ABOUT THIS TASK
Take each line of the records below that contains the string "media" and copy it.

Top of DATA LISTING

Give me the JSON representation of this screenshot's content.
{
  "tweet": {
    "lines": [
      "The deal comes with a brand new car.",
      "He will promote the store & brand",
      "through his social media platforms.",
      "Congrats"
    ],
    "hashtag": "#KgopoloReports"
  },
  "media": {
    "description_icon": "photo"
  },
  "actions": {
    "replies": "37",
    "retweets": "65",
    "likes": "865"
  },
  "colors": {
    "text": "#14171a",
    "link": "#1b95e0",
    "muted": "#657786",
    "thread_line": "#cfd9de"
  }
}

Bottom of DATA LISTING

FINAL ANSWER
      "through his social media platforms.",
  "media": {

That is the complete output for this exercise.